Apple just revealed Germany’s conflicted attitude to privacy

The fact remains that Germany has built up a solid reputation as a vanguard for its citizens’ privacy. It has some of the harshest data protection rules in the world and was the first to go after Google for picking up Wi-Fi data while collecting imagery for its Street View project. Less well known is that the fine was lowered after Google shared the data with the government.

Switzerland is another country that is well known for its stance on privacy, but even with those measures in place, once your data crosses borders, the rules will change.

Swisscom builds ‘Swiss Cloud’ as spying storm rages

Yet while Swiss privacy laws will govern data stored locally in Switzerland, Swisscom says it is hard to guarantee the security of data that crosses borders, such as information exchanged by employees working in different countries.
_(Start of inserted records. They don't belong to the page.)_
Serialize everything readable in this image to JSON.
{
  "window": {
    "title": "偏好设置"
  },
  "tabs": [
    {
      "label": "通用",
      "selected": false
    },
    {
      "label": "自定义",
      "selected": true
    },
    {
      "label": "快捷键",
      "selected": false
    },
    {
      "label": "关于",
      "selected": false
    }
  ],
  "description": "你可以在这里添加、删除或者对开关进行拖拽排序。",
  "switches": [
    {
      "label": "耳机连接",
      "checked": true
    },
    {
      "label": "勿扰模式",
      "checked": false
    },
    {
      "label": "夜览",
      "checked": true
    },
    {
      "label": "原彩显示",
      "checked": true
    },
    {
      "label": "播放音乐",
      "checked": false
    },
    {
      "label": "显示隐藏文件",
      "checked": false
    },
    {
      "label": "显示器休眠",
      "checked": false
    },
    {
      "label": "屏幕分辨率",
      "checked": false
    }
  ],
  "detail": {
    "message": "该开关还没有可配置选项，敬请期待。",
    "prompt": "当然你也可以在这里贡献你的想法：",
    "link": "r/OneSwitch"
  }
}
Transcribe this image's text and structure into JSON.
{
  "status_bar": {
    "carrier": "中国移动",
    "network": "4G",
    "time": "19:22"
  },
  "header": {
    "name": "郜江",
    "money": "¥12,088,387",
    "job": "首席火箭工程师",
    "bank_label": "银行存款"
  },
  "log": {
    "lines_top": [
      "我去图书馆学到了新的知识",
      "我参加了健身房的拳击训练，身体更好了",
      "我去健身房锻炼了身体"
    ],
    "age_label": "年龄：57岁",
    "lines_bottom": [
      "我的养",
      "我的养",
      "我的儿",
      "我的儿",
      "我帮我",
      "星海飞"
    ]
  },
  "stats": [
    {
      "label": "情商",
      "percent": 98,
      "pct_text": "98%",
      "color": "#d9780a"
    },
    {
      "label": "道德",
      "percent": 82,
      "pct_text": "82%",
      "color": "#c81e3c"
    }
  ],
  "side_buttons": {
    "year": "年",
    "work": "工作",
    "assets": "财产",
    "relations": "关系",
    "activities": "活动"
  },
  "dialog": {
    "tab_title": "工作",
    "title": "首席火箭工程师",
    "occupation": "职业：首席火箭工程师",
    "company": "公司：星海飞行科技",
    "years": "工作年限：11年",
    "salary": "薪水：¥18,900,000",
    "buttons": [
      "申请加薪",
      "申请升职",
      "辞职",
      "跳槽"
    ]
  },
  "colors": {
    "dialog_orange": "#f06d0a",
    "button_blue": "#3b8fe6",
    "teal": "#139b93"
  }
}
Bookstores don’t want to offer Amazon’s Kindle

It’s not hard to imagine why bookstores generally aren’t too fond of Amazon, but in the end, the bookstores will need to crunch the numbers and decide if they’re willing to ignore customers who are looking to get eBooks instead of physical books.

As for Amazon, this is a smart move to expand the reach of its Kindle readers, as well as a potential trojan horse.

Amazon’s New Kindle Offer Rejected by Indie Bookstores

But to many booksellers, the offer is about as subtle as the Trojan rabbit in Monty Python and The Holy Grail, and they seem just as willing to fling it back in Amazon’s face. Jeremy Ellis, the manager at Brazos Bookstore in Houston, tells us he can see “how a store that feels a need to be in the e-book market could see a Kindle in their store as a benefit.” But ultimately, he calls this notion “a lie.”

“You are putting your competition inside your store and selling their books for them,” he says of stores who embrace the Amazon program. “That ultimately will not lead to a successful business model.”

Google+ profile photo to automatically become your caller ID photo

Google’s revamped dialer for Android 4.4 KitKat which pulls information from Google Maps is pretty awesome. The news that Google is going to automatically use your Google+ photo for your caller ID might cause a privacy uproar by some folks though.

Google will show your Google+ photo to Android callers starting early next year

Android 4.4 KitKat debuted last week with a smart new phone dialer that matches incoming calls to businesses with a Google Places listing, but that’s just the start of Google’s plans for caller ID. Early next year the search giant plans to link Google+ profile pictures to mobile phone numbers. Google accounts that have a verified phone number will be automatically opted in and linked to the associated Google+ account. In reality this means that anyone using Android to call, or receive a call, from a number linked to a Google+ account will see a profile image automatically without the need to have contact information stored.

Lavabit not as secure as previously thought

A lot has been made recently over the NSA’s actions, but regardless of which side of the fence you’re on, having the option for secure, encrypted emails is always important. It’s possible that Lavabit wasn’t as secure as it was marketed to be, but that doesn’t mean that we should ignore the importance of encryption, especially in this day and age.

Will we ever have truly private and secure email?

Despite the use of cryptography, Lavabit is also vulnerable to all three just like a conventional (unencrypted) e-mail service. The operator can, at any time, stop averting their eyes, an attacker who compromises the server can log the password a user transmits, and an attacker who can intercept communication to the server can obtain the password as well as the plaintext e-mail.

Even though Lavabit’s security page went on at length about how, in the age of the PATRIOT act, users shouldn’t accept a Privacy Policy as enough to protect them, that is almost exactly what it implemented. The cryptography was nothing more than a lot of overhead and some shorthand for a promise not to peek. Even though it advertised that it “can’t” read your e-mail, what it meant was that it would choose not to.